2. If your 3 year-old cannot aim for the toilet bowl with over 75% accuracy then do not let him use my bathroom unattended. I am not responsible for mopping the floor, wiping down the sink, and cleaning the OUTSIDE OF THE CISTERN any more than you are responsible for changing my tampons.
3. If your child has a bad flatulence problem, CHANGE HIS DIET. Those smells are not natural, no matter how silently they are omitted. When the kid who eats the glue sticks stops to ask what the heck that stink is, that stink is BAD.
4. How is it possible that your 5 year-old son has bad breath? HOW?
5. i) If we arrange a parent-teacher meeting, it is polite to show up.
ii) If we are arrange a parent-teacher meeting, it is polite to have your children wait in the next room with another teacher, not on your knee where you pay more attention to them than to what I am saying about points 1 through 4.
iii) If we arrange a parent-teacher meeting, it is polite not to have three of your friends come with you for moral support. In fact, that’s just weird because this is English School, not Mean Girls, and embarrassing for everybody concerned when my purpose for calling you in is to tell you that Giovanni likes to lick the walls.
6. It is inappropriate to declare that under no circumstances should your child ever be singled out for disciplinary measures. If you don’t want me to tell your child off, teach him in the privacy of your own home that screaming ‘GO FUCK YOURSELF, WHAT DICKS’ at 6 years old isn’t how we respond when we don’t get what we want. At least not unless we blog it, anyway.
7. If I ask you what your child says about English class at home, and you reply that you don’t ever ask about English class at home, you might want to rethink your approach to parenting.
8. If the human rights lawyers can make it to pick up their children every week, so can the desperate housewives. When your Polish nanny doesn’t understand the Italian child or the English teacher, I’d put money on the fact that your child knows they are a third priority to your hair appointment and the dog.
9. If your child asks for help in putting on their shoes by handing them to you and then laying on their back with a foot in the air, AND THEN YOU DO IT, you are failing at parenting and at having respect for yourself. Both sadden me. And your husband.
To conclude: if you do not have the time or energy to raise decent human beings, you shouldn’t have kids. And if you do, they aren’t people I want in my classroom as kids, or in my bed as the adults they will become. Because the adults they become will be just like you.
That isn’t a good thing.
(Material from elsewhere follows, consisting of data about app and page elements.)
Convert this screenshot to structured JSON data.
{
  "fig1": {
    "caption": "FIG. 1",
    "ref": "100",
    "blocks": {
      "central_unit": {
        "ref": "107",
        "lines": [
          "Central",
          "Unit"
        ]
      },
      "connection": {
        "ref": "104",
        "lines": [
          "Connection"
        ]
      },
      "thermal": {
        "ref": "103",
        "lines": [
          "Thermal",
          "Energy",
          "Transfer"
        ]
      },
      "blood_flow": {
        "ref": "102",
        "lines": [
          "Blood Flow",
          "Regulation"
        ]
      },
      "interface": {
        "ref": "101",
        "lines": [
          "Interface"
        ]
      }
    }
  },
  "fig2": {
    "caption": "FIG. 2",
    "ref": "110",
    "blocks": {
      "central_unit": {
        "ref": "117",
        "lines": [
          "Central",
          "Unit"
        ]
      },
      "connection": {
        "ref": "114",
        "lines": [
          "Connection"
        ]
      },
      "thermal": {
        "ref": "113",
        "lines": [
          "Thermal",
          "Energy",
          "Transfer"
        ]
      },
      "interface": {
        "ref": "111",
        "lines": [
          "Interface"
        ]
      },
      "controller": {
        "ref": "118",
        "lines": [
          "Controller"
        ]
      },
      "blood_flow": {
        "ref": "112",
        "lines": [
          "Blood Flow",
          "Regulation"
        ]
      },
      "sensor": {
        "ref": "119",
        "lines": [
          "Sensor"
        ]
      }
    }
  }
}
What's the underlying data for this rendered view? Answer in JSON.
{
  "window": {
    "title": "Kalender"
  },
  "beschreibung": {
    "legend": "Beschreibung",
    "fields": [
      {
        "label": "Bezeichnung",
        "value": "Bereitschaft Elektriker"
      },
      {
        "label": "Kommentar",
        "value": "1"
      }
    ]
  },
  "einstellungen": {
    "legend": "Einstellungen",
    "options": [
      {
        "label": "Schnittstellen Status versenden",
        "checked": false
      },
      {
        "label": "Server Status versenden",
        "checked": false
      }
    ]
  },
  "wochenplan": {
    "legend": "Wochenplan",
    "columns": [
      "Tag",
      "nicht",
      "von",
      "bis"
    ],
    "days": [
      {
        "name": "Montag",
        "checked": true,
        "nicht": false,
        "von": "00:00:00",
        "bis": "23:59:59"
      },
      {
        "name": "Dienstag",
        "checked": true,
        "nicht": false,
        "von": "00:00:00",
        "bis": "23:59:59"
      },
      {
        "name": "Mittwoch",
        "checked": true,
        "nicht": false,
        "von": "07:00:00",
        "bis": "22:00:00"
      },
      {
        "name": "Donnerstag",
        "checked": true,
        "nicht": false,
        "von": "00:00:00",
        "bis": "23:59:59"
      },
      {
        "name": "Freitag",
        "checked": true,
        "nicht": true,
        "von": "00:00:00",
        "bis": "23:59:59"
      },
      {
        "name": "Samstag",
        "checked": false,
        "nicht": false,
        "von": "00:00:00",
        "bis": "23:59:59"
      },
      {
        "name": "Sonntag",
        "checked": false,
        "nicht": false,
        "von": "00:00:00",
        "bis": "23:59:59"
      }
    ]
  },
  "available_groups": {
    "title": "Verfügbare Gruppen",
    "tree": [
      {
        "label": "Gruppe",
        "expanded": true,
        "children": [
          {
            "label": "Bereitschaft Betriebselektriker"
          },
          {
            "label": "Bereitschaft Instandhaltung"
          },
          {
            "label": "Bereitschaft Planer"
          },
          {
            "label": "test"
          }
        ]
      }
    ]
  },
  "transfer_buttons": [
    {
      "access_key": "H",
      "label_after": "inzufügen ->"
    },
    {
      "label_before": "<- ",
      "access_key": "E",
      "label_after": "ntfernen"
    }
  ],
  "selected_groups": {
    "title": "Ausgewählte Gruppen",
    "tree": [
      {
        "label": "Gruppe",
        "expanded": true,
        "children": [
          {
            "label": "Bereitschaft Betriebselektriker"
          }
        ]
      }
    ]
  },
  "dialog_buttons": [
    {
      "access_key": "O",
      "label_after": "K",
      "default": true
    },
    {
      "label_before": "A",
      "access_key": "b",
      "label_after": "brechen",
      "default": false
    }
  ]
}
‘Mama, I’m Googling jobs in Istanbul.’
‘ISTANBUL? I don’t think they want women of your calibre in Istanbul, Laura. And I mean that in as bad a way as it sounds.’
‘Thank you for being supportive of my life choices.’
‘Do you need vodka?’